*** Available data ***

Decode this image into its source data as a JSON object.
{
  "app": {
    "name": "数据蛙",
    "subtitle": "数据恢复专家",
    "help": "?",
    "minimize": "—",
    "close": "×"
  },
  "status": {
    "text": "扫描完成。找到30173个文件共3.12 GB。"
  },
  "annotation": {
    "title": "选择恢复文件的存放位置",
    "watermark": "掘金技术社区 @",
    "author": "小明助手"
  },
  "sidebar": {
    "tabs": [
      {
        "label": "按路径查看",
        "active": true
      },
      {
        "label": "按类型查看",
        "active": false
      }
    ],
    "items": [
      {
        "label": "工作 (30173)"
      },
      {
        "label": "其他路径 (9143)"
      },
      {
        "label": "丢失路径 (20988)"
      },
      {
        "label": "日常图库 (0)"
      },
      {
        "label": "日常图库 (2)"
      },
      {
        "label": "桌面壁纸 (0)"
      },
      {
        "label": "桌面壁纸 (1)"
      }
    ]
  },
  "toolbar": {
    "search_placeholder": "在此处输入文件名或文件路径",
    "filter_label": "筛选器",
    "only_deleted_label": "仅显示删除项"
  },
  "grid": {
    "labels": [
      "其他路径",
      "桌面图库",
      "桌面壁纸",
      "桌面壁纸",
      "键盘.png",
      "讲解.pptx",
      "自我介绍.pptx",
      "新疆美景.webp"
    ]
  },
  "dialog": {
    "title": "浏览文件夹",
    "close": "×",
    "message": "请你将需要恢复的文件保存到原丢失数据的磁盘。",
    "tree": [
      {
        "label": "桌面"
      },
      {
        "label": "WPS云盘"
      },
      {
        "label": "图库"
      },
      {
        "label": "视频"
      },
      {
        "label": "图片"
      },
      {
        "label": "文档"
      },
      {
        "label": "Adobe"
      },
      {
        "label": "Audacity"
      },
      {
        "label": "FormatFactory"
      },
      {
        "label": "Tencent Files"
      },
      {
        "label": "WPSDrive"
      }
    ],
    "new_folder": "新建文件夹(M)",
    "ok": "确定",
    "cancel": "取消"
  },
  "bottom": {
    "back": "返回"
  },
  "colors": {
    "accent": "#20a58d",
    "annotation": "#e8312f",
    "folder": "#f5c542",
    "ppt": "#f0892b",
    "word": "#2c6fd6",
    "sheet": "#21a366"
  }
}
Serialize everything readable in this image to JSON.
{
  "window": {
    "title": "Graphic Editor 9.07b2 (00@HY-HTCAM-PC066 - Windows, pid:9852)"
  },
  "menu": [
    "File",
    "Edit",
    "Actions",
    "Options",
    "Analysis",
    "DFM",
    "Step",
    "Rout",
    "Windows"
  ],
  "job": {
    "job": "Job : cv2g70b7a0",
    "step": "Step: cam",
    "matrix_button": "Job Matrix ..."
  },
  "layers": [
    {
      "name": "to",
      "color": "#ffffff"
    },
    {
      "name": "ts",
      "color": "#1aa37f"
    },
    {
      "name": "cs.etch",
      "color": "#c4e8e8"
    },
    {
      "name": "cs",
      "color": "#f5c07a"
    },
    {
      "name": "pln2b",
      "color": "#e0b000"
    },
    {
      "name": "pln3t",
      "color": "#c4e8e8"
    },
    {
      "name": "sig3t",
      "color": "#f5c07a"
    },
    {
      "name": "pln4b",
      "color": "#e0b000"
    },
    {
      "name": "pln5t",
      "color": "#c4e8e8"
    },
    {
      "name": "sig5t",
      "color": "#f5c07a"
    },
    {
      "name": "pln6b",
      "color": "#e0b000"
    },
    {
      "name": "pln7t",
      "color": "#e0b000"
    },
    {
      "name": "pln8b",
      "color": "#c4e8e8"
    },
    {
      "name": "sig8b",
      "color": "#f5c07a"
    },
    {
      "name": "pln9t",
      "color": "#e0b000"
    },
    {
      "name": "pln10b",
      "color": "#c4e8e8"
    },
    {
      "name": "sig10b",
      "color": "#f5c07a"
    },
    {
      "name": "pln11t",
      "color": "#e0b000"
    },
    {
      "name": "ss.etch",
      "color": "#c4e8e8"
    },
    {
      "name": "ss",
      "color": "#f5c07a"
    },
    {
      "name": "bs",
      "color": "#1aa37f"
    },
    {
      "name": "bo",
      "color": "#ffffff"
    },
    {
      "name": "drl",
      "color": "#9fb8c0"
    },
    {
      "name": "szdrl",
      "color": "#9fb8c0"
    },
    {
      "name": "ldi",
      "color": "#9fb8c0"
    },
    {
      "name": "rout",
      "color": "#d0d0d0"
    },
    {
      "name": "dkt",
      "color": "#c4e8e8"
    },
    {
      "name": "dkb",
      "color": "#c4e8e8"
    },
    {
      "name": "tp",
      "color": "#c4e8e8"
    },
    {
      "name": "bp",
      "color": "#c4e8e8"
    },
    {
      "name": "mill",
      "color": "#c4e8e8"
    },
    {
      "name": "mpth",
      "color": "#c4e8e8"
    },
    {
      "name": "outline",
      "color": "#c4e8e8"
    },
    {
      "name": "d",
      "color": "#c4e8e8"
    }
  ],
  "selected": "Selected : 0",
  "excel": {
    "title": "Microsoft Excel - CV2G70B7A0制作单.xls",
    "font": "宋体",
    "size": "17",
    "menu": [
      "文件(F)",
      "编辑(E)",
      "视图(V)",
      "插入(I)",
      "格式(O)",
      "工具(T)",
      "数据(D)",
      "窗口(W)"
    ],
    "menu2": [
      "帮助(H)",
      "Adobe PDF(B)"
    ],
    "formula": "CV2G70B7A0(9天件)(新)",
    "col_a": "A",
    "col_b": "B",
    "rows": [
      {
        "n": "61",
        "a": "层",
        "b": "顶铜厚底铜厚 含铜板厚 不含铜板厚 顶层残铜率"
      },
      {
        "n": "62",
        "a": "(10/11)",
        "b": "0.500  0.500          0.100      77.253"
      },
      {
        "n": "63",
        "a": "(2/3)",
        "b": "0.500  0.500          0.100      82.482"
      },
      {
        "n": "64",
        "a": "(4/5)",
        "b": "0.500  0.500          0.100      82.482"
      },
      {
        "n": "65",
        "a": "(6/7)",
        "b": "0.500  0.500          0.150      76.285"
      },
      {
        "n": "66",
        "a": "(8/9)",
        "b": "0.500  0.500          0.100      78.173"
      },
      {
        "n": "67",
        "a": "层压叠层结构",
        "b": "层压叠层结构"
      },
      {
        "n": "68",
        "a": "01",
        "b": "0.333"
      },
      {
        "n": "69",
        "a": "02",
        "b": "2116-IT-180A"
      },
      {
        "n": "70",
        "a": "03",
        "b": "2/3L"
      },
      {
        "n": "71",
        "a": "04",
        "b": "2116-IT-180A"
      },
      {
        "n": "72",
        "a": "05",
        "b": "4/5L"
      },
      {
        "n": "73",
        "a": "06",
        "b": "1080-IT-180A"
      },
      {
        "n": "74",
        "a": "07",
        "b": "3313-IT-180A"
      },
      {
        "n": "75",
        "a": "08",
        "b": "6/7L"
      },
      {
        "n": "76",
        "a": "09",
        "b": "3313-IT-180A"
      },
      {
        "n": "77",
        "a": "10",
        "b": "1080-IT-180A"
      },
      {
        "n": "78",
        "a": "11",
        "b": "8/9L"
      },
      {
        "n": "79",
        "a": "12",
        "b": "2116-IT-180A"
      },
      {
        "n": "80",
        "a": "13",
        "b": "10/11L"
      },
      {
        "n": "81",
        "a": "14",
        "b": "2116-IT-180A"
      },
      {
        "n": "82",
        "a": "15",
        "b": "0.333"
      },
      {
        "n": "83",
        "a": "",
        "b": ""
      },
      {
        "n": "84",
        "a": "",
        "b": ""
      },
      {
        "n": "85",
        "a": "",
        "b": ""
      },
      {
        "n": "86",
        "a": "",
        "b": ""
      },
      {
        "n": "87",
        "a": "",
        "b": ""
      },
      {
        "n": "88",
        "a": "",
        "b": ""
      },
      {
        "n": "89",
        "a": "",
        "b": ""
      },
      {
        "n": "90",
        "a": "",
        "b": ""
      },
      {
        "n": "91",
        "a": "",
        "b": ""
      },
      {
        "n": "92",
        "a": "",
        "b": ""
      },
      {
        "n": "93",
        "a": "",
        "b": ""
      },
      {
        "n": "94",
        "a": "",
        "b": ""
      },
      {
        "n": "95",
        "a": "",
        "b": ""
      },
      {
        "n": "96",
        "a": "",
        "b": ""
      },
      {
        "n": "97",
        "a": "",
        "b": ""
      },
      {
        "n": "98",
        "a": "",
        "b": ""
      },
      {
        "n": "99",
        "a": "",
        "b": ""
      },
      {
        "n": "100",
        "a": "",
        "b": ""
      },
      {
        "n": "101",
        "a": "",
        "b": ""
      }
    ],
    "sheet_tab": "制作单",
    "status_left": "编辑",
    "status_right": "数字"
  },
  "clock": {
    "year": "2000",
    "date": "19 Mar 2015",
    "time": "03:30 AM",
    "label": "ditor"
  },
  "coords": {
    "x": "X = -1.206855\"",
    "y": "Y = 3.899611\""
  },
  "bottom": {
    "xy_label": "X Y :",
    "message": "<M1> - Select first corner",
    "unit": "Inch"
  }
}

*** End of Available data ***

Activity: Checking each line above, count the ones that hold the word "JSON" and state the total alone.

Reply: 2